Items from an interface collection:
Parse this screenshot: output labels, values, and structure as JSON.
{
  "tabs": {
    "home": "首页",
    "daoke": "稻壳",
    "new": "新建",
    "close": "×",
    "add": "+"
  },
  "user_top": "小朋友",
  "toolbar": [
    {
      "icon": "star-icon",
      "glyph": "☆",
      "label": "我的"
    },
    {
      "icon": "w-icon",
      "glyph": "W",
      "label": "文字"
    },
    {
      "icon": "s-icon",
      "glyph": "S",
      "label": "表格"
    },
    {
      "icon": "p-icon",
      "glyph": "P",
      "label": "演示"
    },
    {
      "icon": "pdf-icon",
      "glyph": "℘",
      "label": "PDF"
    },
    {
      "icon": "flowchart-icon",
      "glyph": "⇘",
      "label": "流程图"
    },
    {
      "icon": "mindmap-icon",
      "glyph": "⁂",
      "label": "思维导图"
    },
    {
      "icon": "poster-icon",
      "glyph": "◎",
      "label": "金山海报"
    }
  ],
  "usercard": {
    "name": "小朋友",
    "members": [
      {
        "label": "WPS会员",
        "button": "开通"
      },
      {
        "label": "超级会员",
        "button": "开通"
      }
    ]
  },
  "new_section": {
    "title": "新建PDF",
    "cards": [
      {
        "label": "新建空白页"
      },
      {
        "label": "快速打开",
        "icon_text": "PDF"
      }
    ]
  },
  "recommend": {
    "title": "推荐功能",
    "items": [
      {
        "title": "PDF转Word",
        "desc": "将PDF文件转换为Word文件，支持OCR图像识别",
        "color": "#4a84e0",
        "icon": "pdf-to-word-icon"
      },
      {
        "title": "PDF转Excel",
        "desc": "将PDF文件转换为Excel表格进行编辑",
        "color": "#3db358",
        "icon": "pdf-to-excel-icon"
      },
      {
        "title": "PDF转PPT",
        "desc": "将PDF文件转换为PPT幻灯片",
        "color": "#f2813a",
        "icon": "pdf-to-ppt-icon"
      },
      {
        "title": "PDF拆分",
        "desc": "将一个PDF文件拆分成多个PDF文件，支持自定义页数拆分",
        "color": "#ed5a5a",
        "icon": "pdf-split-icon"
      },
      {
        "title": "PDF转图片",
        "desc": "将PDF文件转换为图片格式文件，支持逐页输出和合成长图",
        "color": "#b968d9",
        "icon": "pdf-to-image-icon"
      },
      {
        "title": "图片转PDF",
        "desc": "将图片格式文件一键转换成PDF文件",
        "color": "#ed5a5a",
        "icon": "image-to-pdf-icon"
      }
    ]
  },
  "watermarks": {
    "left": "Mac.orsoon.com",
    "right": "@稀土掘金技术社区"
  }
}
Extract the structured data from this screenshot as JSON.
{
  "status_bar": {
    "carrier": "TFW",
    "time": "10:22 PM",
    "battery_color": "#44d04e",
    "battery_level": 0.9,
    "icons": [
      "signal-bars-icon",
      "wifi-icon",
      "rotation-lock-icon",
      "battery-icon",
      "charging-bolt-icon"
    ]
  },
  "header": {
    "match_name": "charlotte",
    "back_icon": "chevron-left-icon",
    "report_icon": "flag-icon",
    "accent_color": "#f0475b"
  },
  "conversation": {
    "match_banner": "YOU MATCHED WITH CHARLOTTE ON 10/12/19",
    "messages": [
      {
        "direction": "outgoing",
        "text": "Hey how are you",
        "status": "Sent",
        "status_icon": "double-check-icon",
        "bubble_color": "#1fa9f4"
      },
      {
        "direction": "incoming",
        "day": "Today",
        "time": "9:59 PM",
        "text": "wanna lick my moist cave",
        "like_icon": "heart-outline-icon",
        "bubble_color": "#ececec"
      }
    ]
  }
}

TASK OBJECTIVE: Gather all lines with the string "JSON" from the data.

SOLUTION TO THIS EXERCISE:
Parse this screenshot: output labels, values, and structure as JSON.
Extract the structured data from this screenshot as JSON.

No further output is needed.